* Exercise material:
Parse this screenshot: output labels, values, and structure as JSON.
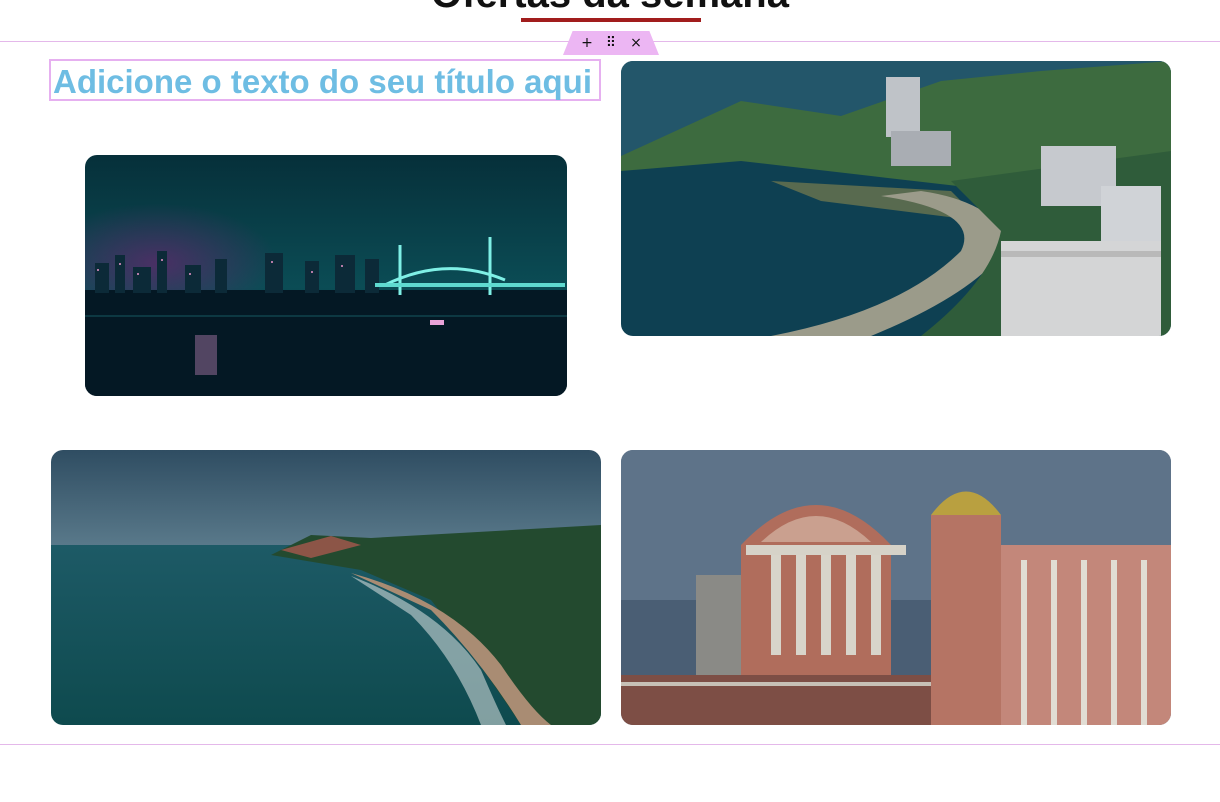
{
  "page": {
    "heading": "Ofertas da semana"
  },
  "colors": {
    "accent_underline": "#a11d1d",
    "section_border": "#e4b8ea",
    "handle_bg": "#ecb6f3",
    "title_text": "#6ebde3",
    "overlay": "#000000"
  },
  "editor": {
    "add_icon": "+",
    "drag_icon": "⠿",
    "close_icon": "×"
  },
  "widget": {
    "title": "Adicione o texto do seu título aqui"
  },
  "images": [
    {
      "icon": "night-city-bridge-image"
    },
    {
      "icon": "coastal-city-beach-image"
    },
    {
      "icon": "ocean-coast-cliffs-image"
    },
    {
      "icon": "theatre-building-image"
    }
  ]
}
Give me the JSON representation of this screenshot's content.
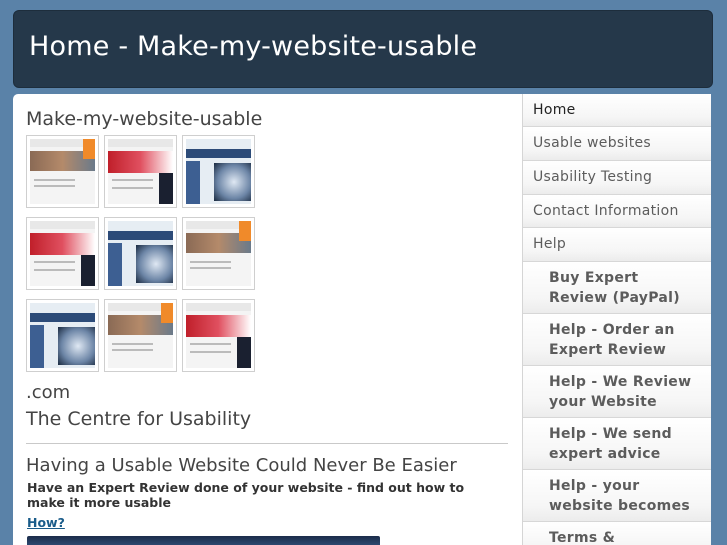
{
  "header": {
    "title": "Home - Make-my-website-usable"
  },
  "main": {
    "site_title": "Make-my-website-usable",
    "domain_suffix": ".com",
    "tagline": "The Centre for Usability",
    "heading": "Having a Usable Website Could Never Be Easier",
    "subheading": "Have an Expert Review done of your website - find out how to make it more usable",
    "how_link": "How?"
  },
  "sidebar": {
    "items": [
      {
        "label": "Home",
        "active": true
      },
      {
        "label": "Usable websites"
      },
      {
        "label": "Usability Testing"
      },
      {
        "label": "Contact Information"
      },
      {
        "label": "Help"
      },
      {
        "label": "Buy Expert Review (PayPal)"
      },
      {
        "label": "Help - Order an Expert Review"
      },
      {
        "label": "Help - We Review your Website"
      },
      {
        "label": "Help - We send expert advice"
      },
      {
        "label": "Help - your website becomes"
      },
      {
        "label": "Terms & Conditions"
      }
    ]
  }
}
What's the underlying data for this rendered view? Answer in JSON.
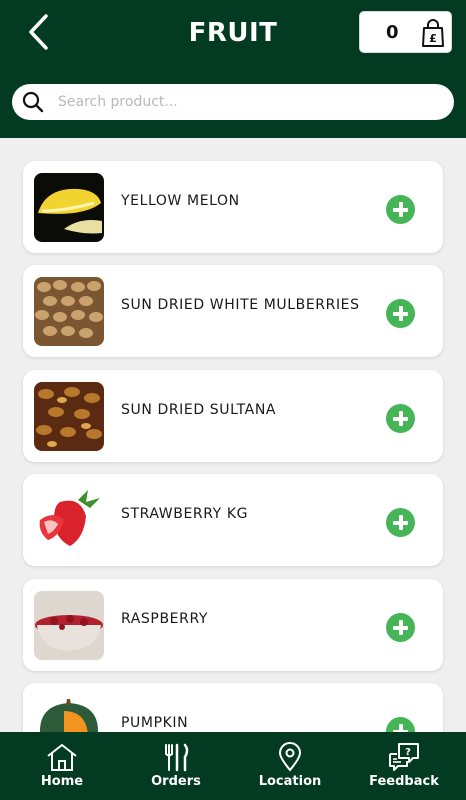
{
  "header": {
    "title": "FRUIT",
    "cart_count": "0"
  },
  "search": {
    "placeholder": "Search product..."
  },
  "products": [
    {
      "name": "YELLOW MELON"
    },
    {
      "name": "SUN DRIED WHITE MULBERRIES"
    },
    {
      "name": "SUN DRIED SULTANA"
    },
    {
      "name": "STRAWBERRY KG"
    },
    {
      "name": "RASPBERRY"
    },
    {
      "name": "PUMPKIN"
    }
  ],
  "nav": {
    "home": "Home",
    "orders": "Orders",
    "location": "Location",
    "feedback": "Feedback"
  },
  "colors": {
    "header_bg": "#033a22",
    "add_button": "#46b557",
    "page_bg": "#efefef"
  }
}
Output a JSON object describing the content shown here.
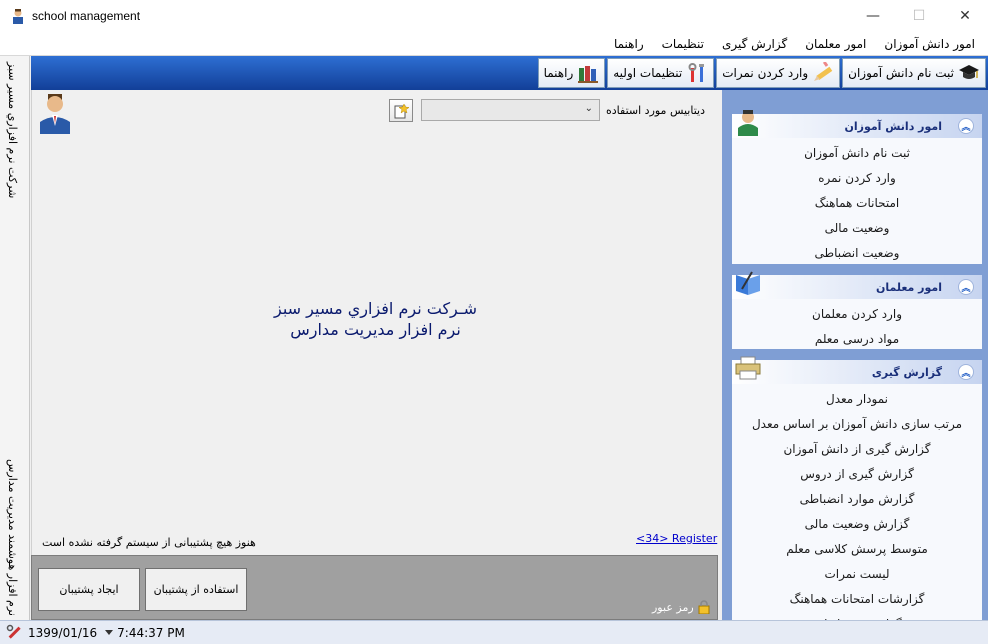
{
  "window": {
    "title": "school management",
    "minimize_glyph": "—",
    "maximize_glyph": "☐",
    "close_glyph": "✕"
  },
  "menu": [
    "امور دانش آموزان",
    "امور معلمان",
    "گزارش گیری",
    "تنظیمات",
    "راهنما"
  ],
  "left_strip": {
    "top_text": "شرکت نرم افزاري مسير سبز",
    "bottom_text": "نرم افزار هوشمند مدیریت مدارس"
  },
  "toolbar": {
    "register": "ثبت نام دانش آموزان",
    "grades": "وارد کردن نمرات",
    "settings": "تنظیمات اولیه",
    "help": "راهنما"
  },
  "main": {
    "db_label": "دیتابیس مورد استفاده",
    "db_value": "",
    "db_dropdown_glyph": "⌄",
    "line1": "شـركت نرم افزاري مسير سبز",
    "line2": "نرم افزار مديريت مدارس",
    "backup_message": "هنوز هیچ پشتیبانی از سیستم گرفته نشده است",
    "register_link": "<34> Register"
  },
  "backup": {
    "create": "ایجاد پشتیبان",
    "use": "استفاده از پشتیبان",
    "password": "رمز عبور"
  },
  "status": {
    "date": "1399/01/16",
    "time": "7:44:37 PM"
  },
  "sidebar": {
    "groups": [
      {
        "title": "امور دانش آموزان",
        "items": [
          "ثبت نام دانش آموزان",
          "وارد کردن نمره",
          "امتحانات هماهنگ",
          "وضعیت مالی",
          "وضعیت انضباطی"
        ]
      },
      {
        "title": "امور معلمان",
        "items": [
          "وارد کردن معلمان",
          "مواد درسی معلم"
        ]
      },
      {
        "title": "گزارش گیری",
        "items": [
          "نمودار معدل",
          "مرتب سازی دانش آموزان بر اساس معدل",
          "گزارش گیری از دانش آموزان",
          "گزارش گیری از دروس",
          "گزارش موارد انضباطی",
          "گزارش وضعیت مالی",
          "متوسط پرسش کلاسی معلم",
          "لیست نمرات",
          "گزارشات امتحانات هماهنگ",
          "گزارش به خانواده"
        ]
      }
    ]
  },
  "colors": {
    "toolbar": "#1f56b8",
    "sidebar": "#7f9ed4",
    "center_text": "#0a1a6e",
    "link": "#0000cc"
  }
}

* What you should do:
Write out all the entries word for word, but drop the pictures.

* Reply to the exercise:
Parse this screenshot: output labels, values, and structure as JSON.
{
  "page": {
    "heading": "Ofertas da semana"
  },
  "colors": {
    "accent_underline": "#a11d1d",
    "section_border": "#e4b8ea",
    "handle_bg": "#ecb6f3",
    "title_text": "#6ebde3",
    "overlay": "#000000"
  },
  "editor": {
    "add_icon": "+",
    "drag_icon": "⠿",
    "close_icon": "×"
  },
  "widget": {
    "title": "Adicione o texto do seu título aqui"
  },
  "images": [
    {
      "icon": "night-city-bridge-image"
    },
    {
      "icon": "coastal-city-beach-image"
    },
    {
      "icon": "ocean-coast-cliffs-image"
    },
    {
      "icon": "theatre-building-image"
    }
  ]
}
Give me the JSON representation of this screenshot's content.
{
  "header": {
    "title": "Home - Make-my-website-usable"
  },
  "main": {
    "site_title": "Make-my-website-usable",
    "domain_suffix": ".com",
    "tagline": "The Centre for Usability",
    "heading": "Having a Usable Website Could Never Be Easier",
    "subheading": "Have an Expert Review done of your website - find out how to make it more usable",
    "how_link": "How?"
  },
  "sidebar": {
    "items": [
      {
        "label": "Home",
        "active": true
      },
      {
        "label": "Usable websites"
      },
      {
        "label": "Usability Testing"
      },
      {
        "label": "Contact Information"
      },
      {
        "label": "Help"
      },
      {
        "label": "Buy Expert Review (PayPal)"
      },
      {
        "label": "Help - Order an Expert Review"
      },
      {
        "label": "Help - We Review your Website"
      },
      {
        "label": "Help - We send expert advice"
      },
      {
        "label": "Help - your website becomes"
      },
      {
        "label": "Terms & Conditions"
      }
    ]
  }
}
What's the underlying data for this rendered view? Answer in JSON.
{
  "header": {
    "title": "FRUIT",
    "cart_count": "0"
  },
  "search": {
    "placeholder": "Search product..."
  },
  "products": [
    {
      "name": "YELLOW MELON"
    },
    {
      "name": "SUN DRIED WHITE MULBERRIES"
    },
    {
      "name": "SUN DRIED SULTANA"
    },
    {
      "name": "STRAWBERRY KG"
    },
    {
      "name": "RASPBERRY"
    },
    {
      "name": "PUMPKIN"
    }
  ],
  "nav": {
    "home": "Home",
    "orders": "Orders",
    "location": "Location",
    "feedback": "Feedback"
  },
  "colors": {
    "header_bg": "#033a22",
    "add_button": "#46b557",
    "page_bg": "#efefef"
  }
}
Output a JSON object describing the content shown here.
{
  "window": {
    "title": "school management",
    "minimize_glyph": "—",
    "maximize_glyph": "☐",
    "close_glyph": "✕"
  },
  "menu": [
    "امور دانش آموزان",
    "امور معلمان",
    "گزارش گیری",
    "تنظیمات",
    "راهنما"
  ],
  "left_strip": {
    "top_text": "شرکت نرم افزاري مسير سبز",
    "bottom_text": "نرم افزار هوشمند مدیریت مدارس"
  },
  "toolbar": {
    "register": "ثبت نام دانش آموزان",
    "grades": "وارد کردن نمرات",
    "settings": "تنظیمات اولیه",
    "help": "راهنما"
  },
  "main": {
    "db_label": "دیتابیس مورد استفاده",
    "db_value": "",
    "db_dropdown_glyph": "⌄",
    "line1": "شـركت نرم افزاري مسير سبز",
    "line2": "نرم افزار مديريت مدارس",
    "backup_message": "هنوز هیچ پشتیبانی از سیستم گرفته نشده است",
    "register_link": "<34> Register"
  },
  "backup": {
    "create": "ایجاد پشتیبان",
    "use": "استفاده از پشتیبان",
    "password": "رمز عبور"
  },
  "status": {
    "date": "1399/01/16",
    "time": "7:44:37 PM"
  },
  "sidebar": {
    "groups": [
      {
        "title": "امور دانش آموزان",
        "items": [
          "ثبت نام دانش آموزان",
          "وارد کردن نمره",
          "امتحانات هماهنگ",
          "وضعیت مالی",
          "وضعیت انضباطی"
        ]
      },
      {
        "title": "امور معلمان",
        "items": [
          "وارد کردن معلمان",
          "مواد درسی معلم"
        ]
      },
      {
        "title": "گزارش گیری",
        "items": [
          "نمودار معدل",
          "مرتب سازی دانش آموزان بر اساس معدل",
          "گزارش گیری از دانش آموزان",
          "گزارش گیری از دروس",
          "گزارش موارد انضباطی",
          "گزارش وضعیت مالی",
          "متوسط پرسش کلاسی معلم",
          "لیست نمرات",
          "گزارشات امتحانات هماهنگ",
          "گزارش به خانواده"
        ]
      }
    ]
  },
  "colors": {
    "toolbar": "#1f56b8",
    "sidebar": "#7f9ed4",
    "center_text": "#0a1a6e",
    "link": "#0000cc"
  }
}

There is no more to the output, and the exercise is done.